Materials provided:
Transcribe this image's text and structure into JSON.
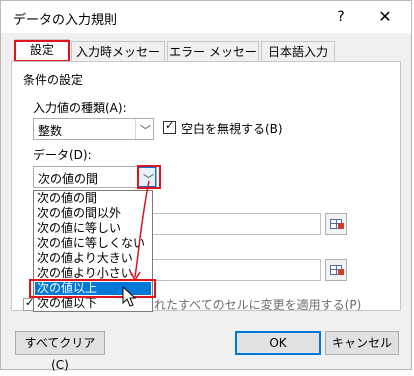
{
  "window": {
    "title": "データの入力規則",
    "help_label": "?",
    "close_label": "✕"
  },
  "tabs": [
    {
      "label": "設定"
    },
    {
      "label": "入力時メッセージ"
    },
    {
      "label": "エラー メッセージ"
    },
    {
      "label": "日本語入力"
    }
  ],
  "settings": {
    "section_label": "条件の設定",
    "allow_label": "入力値の種類(A):",
    "allow_value": "整数",
    "ignore_blank_label": "空白を無視する(B)",
    "ignore_blank_checked": true,
    "data_label": "データ(D):",
    "data_value": "次の値の間",
    "apply_all_label": "同じ入力規則が設定されたすべてのセルに変更を適用する(P)",
    "apply_all_visible_part": "れたすべてのセルに変更を適用する(P)"
  },
  "data_options": [
    "次の値の間",
    "次の値の間以外",
    "次の値に等しい",
    "次の値に等しくない",
    "次の値より大きい",
    "次の値より小さい",
    "次の値以上",
    "次の値以下"
  ],
  "selected_option": "次の値以上",
  "buttons": {
    "clear_all": "すべてクリア(C)",
    "ok": "OK",
    "cancel": "キャンセル"
  },
  "annotation_color": "#e0141e",
  "icons": {
    "help": "help-icon",
    "close": "close-icon",
    "dropdown": "chevron-down-icon",
    "ref": "range-select-icon",
    "cursor": "mouse-pointer-icon"
  }
}
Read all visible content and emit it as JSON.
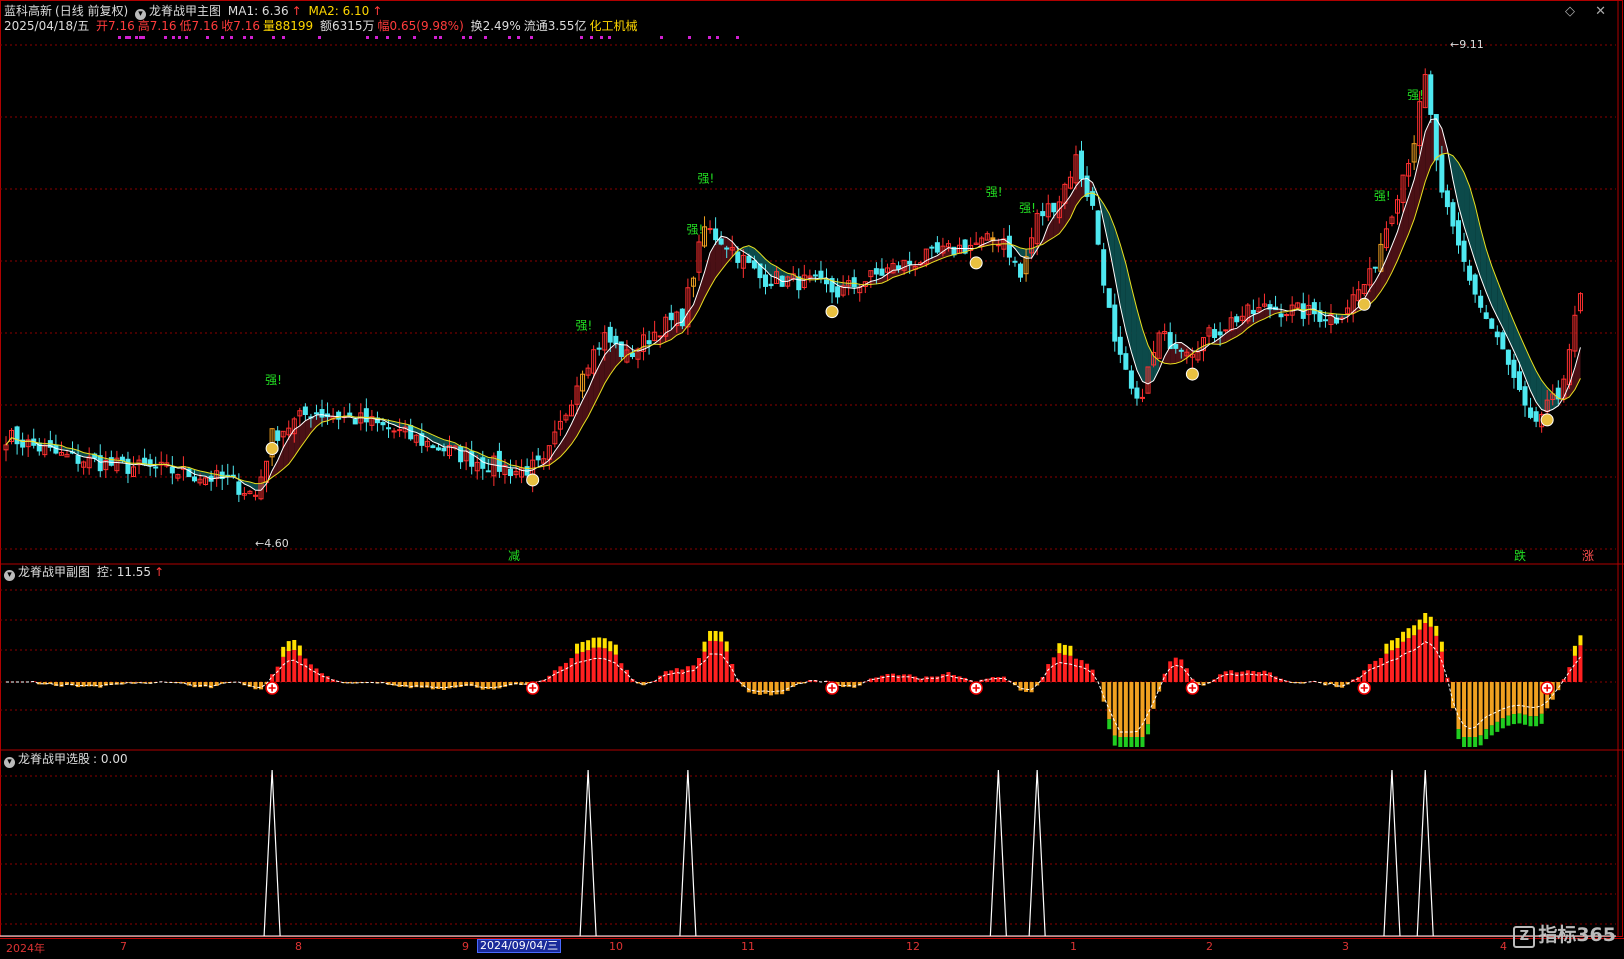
{
  "main_header": {
    "stock_name": "蓝科高新",
    "period": "(日线 前复权)",
    "indicator": "龙脊战甲主图",
    "ma1_label": "MA1: 6.36",
    "ma1_arrow": "↑",
    "ma2_label": "MA2: 6.10",
    "ma2_arrow": "↑"
  },
  "quote_line": {
    "date": "2025/04/18/五",
    "open": "开7.16",
    "high": "高7.16",
    "low": "低7.16",
    "close": "收7.16",
    "volume": "量88199",
    "amount": "额6315万",
    "change": "幅0.65(9.98%)",
    "turnover": "换2.49%",
    "float_cap": "流通3.55亿",
    "industry": "化工机械"
  },
  "top_icons": "◇ ✕",
  "sub1_header": {
    "title": "龙脊战甲副图",
    "value": "控: 11.55",
    "arrow": "↑"
  },
  "sub2_header": {
    "title": "龙脊战甲选股",
    "value": ": 0.00"
  },
  "annotations": {
    "low_price": "←4.60",
    "high_price": "←9.11",
    "strong": "强!",
    "reduce": "减",
    "fall": "跌",
    "rise": "涨"
  },
  "x_axis": {
    "labels": [
      "2024年",
      "7",
      "8",
      "9",
      "10",
      "11",
      "12",
      "1",
      "2",
      "3",
      "4"
    ],
    "selected_date": "2024/09/04/三"
  },
  "watermark": "指标365",
  "watermark_icon": "Z",
  "colors": {
    "up": "#ff3030",
    "down": "#4ee8f0",
    "ma1": "#ffffff",
    "ma2": "#e8e020",
    "ribbon_up": "#4a1015",
    "ribbon_down": "#0c4a4a",
    "strong": "#22dd22",
    "grid": "#8b0000",
    "signal_dots": "#d020d0",
    "money_bag": "#e8c040",
    "sub_red": "#ff2020",
    "sub_yellow": "#ffe000",
    "sub_orange": "#f0a020",
    "sub_green": "#20cc20"
  },
  "chart_data": [
    {
      "type": "candlestick",
      "title": "龙脊战甲主图",
      "x_start": "2024年",
      "x_end": "2025/04/18",
      "ylim": [
        4.3,
        9.4
      ],
      "series": [
        {
          "name": "MA1",
          "last": 6.36
        },
        {
          "name": "MA2",
          "last": 6.1
        }
      ],
      "price_path": [
        [
          0,
          5.3
        ],
        [
          10,
          5.1
        ],
        [
          20,
          5.0
        ],
        [
          30,
          4.95
        ],
        [
          40,
          4.85
        ],
        [
          45,
          4.7
        ],
        [
          48,
          5.3
        ],
        [
          55,
          5.55
        ],
        [
          65,
          5.45
        ],
        [
          75,
          5.25
        ],
        [
          85,
          5.05
        ],
        [
          92,
          4.95
        ],
        [
          97,
          5.0
        ],
        [
          100,
          5.4
        ],
        [
          104,
          6.0
        ],
        [
          108,
          6.3
        ],
        [
          112,
          6.1
        ],
        [
          118,
          6.4
        ],
        [
          122,
          6.5
        ],
        [
          126,
          7.4
        ],
        [
          130,
          7.25
        ],
        [
          136,
          6.9
        ],
        [
          145,
          6.85
        ],
        [
          150,
          6.75
        ],
        [
          160,
          7.0
        ],
        [
          172,
          7.2
        ],
        [
          180,
          7.3
        ],
        [
          183,
          6.9
        ],
        [
          186,
          7.5
        ],
        [
          190,
          7.7
        ],
        [
          193,
          8.1
        ],
        [
          196,
          7.6
        ],
        [
          200,
          6.2
        ],
        [
          204,
          5.6
        ],
        [
          208,
          6.3
        ],
        [
          214,
          6.2
        ],
        [
          222,
          6.5
        ],
        [
          228,
          6.6
        ],
        [
          234,
          6.55
        ],
        [
          240,
          6.5
        ],
        [
          246,
          6.9
        ],
        [
          250,
          7.6
        ],
        [
          254,
          8.3
        ],
        [
          256,
          8.9
        ],
        [
          259,
          7.7
        ],
        [
          262,
          7.2
        ],
        [
          266,
          6.6
        ],
        [
          270,
          6.15
        ],
        [
          275,
          5.4
        ],
        [
          280,
          5.7
        ],
        [
          284,
          6.7
        ]
      ],
      "total_bars": 285,
      "high_label": 9.11,
      "low_label": 4.6,
      "strong_signals_at": [
        48,
        104,
        124,
        126,
        178,
        184,
        248,
        254
      ],
      "money_bags_at": [
        48,
        95,
        149,
        175,
        214,
        245,
        278
      ]
    },
    {
      "type": "bar",
      "title": "龙脊战甲副图",
      "series": [
        {
          "name": "控",
          "last": 11.55
        }
      ]
    },
    {
      "type": "line",
      "title": "龙脊战甲选股",
      "series": [
        {
          "name": "龙脊战甲选股",
          "last": 0.0
        }
      ],
      "ylim": [
        0,
        1
      ],
      "spikes_at": [
        48,
        105,
        123,
        179,
        186,
        250,
        256
      ]
    }
  ]
}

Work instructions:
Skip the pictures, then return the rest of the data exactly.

Result of this exercise:
Transcribe this image's text and structure into JSON.
{
  "window": {
    "title": "データの入力規則",
    "help_label": "?",
    "close_label": "✕"
  },
  "tabs": [
    {
      "label": "設定"
    },
    {
      "label": "入力時メッセージ"
    },
    {
      "label": "エラー メッセージ"
    },
    {
      "label": "日本語入力"
    }
  ],
  "settings": {
    "section_label": "条件の設定",
    "allow_label": "入力値の種類(A):",
    "allow_value": "整数",
    "ignore_blank_label": "空白を無視する(B)",
    "ignore_blank_checked": true,
    "data_label": "データ(D):",
    "data_value": "次の値の間",
    "apply_all_label": "同じ入力規則が設定されたすべてのセルに変更を適用する(P)",
    "apply_all_visible_part": "れたすべてのセルに変更を適用する(P)"
  },
  "data_options": [
    "次の値の間",
    "次の値の間以外",
    "次の値に等しい",
    "次の値に等しくない",
    "次の値より大きい",
    "次の値より小さい",
    "次の値以上",
    "次の値以下"
  ],
  "selected_option": "次の値以上",
  "buttons": {
    "clear_all": "すべてクリア(C)",
    "ok": "OK",
    "cancel": "キャンセル"
  },
  "annotation_color": "#e0141e",
  "icons": {
    "help": "help-icon",
    "close": "close-icon",
    "dropdown": "chevron-down-icon",
    "ref": "range-select-icon",
    "cursor": "mouse-pointer-icon"
  }
}
Read all visible content and emit it as JSON.
{
  "main_header": {
    "stock_name": "蓝科高新",
    "period": "(日线 前复权)",
    "indicator": "龙脊战甲主图",
    "ma1_label": "MA1: 6.36",
    "ma1_arrow": "↑",
    "ma2_label": "MA2: 6.10",
    "ma2_arrow": "↑"
  },
  "quote_line": {
    "date": "2025/04/18/五",
    "open": "开7.16",
    "high": "高7.16",
    "low": "低7.16",
    "close": "收7.16",
    "volume": "量88199",
    "amount": "额6315万",
    "change": "幅0.65(9.98%)",
    "turnover": "换2.49%",
    "float_cap": "流通3.55亿",
    "industry": "化工机械"
  },
  "top_icons": "◇ ✕",
  "sub1_header": {
    "title": "龙脊战甲副图",
    "value": "控: 11.55",
    "arrow": "↑"
  },
  "sub2_header": {
    "title": "龙脊战甲选股",
    "value": ": 0.00"
  },
  "annotations": {
    "low_price": "←4.60",
    "high_price": "←9.11",
    "strong": "强!",
    "reduce": "减",
    "fall": "跌",
    "rise": "涨"
  },
  "x_axis": {
    "labels": [
      "2024年",
      "7",
      "8",
      "9",
      "10",
      "11",
      "12",
      "1",
      "2",
      "3",
      "4"
    ],
    "selected_date": "2024/09/04/三"
  },
  "watermark": "指标365",
  "watermark_icon": "Z",
  "colors": {
    "up": "#ff3030",
    "down": "#4ee8f0",
    "ma1": "#ffffff",
    "ma2": "#e8e020",
    "ribbon_up": "#4a1015",
    "ribbon_down": "#0c4a4a",
    "strong": "#22dd22",
    "grid": "#8b0000",
    "signal_dots": "#d020d0",
    "money_bag": "#e8c040",
    "sub_red": "#ff2020",
    "sub_yellow": "#ffe000",
    "sub_orange": "#f0a020",
    "sub_green": "#20cc20"
  },
  "chart_data": [
    {
      "type": "candlestick",
      "title": "龙脊战甲主图",
      "x_start": "2024年",
      "x_end": "2025/04/18",
      "ylim": [
        4.3,
        9.4
      ],
      "series": [
        {
          "name": "MA1",
          "last": 6.36
        },
        {
          "name": "MA2",
          "last": 6.1
        }
      ],
      "price_path": [
        [
          0,
          5.3
        ],
        [
          10,
          5.1
        ],
        [
          20,
          5.0
        ],
        [
          30,
          4.95
        ],
        [
          40,
          4.85
        ],
        [
          45,
          4.7
        ],
        [
          48,
          5.3
        ],
        [
          55,
          5.55
        ],
        [
          65,
          5.45
        ],
        [
          75,
          5.25
        ],
        [
          85,
          5.05
        ],
        [
          92,
          4.95
        ],
        [
          97,
          5.0
        ],
        [
          100,
          5.4
        ],
        [
          104,
          6.0
        ],
        [
          108,
          6.3
        ],
        [
          112,
          6.1
        ],
        [
          118,
          6.4
        ],
        [
          122,
          6.5
        ],
        [
          126,
          7.4
        ],
        [
          130,
          7.25
        ],
        [
          136,
          6.9
        ],
        [
          145,
          6.85
        ],
        [
          150,
          6.75
        ],
        [
          160,
          7.0
        ],
        [
          172,
          7.2
        ],
        [
          180,
          7.3
        ],
        [
          183,
          6.9
        ],
        [
          186,
          7.5
        ],
        [
          190,
          7.7
        ],
        [
          193,
          8.1
        ],
        [
          196,
          7.6
        ],
        [
          200,
          6.2
        ],
        [
          204,
          5.6
        ],
        [
          208,
          6.3
        ],
        [
          214,
          6.2
        ],
        [
          222,
          6.5
        ],
        [
          228,
          6.6
        ],
        [
          234,
          6.55
        ],
        [
          240,
          6.5
        ],
        [
          246,
          6.9
        ],
        [
          250,
          7.6
        ],
        [
          254,
          8.3
        ],
        [
          256,
          8.9
        ],
        [
          259,
          7.7
        ],
        [
          262,
          7.2
        ],
        [
          266,
          6.6
        ],
        [
          270,
          6.15
        ],
        [
          275,
          5.4
        ],
        [
          280,
          5.7
        ],
        [
          284,
          6.7
        ]
      ],
      "total_bars": 285,
      "high_label": 9.11,
      "low_label": 4.6,
      "strong_signals_at": [
        48,
        104,
        124,
        126,
        178,
        184,
        248,
        254
      ],
      "money_bags_at": [
        48,
        95,
        149,
        175,
        214,
        245,
        278
      ]
    },
    {
      "type": "bar",
      "title": "龙脊战甲副图",
      "series": [
        {
          "name": "控",
          "last": 11.55
        }
      ]
    },
    {
      "type": "line",
      "title": "龙脊战甲选股",
      "series": [
        {
          "name": "龙脊战甲选股",
          "last": 0.0
        }
      ],
      "ylim": [
        0,
        1
      ],
      "spikes_at": [
        48,
        105,
        123,
        179,
        186,
        250,
        256
      ]
    }
  ]
}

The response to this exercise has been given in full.